While Bingo and Delicious Clam are different organisations, they do enjoy a slightly symbiotic relationship. Both Bingo and Legs Eleven host nights at Delicious Clam, while Lloyd and his label mates regularly support Clam nights featuring Sheffield bands and artists from further afield. “They are all super creative and unbelievably talented,” says Ed, speaking about the Bingo crew. “Sometimes annoyingly so,” he jokes.
And their DIY ethos is mirrored across Sheffield’s alternative music ecosystem. Lloyd tells me a venue called Hatch puts on “wildly experimental” music at their base on Harwood Road in Highfield, while queer-led dance music venue and events space Gut Level have recently moved to new premises on Eyre Street. And volunteer-run gig space The Lughole in Neepsend has become a Mecca for those who like music from the heavier end of the punk music spectrum. Add in more established venues like Sidney and Matilda and it’s not surprising that Sheffield is starting to get noticed as a city with a vibrant and up-and-coming music scene.
Perhaps at my age I shouldn’t be surprised at all the musical activity going on in Sheffield which I wasn’t aware of. Ben from Bingo agrees that some of it isn’t easy to find, but says maybe that adds to the charm. “A lot of these places aren’t that visible,” he says. “If you’re a punter looking at listings on the internet, you wouldn't necessarily come across them.

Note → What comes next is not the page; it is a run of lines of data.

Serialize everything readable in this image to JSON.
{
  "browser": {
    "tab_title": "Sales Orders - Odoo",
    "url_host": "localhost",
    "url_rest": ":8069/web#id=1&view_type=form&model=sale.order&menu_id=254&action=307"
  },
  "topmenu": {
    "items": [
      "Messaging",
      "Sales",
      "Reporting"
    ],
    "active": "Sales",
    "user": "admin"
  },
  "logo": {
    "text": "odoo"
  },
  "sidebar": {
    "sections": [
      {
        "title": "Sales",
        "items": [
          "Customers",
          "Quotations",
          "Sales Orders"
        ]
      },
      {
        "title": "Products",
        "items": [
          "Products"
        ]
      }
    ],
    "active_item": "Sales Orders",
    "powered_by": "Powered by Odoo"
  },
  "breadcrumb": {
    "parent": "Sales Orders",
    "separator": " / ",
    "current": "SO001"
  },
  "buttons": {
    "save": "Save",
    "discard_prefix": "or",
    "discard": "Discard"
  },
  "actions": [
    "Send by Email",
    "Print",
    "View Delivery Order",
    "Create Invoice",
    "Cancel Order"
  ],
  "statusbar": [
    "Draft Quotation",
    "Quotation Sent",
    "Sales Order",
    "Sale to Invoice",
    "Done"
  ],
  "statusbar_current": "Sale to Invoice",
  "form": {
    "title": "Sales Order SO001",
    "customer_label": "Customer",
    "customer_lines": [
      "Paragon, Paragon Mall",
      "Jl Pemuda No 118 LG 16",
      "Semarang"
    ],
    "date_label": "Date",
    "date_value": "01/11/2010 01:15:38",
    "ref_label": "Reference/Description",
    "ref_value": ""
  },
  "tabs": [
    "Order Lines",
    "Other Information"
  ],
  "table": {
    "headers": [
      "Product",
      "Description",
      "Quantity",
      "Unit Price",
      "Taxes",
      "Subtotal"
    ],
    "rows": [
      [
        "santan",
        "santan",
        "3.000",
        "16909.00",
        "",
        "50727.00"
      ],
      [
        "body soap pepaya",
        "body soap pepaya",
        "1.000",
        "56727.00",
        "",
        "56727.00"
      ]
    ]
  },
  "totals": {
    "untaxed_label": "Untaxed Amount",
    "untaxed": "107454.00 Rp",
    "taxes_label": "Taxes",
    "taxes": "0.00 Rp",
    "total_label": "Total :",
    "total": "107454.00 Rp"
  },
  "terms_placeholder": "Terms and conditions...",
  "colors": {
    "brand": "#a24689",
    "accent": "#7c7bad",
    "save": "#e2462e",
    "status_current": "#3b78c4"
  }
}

But if you delve a little deeper they are there.”
Lloyd agrees. “People will say there is nothing going on in Sheffield but that’s people who don’t scratch the surface,” he tells me. “There is actually a lot more going on than people think.”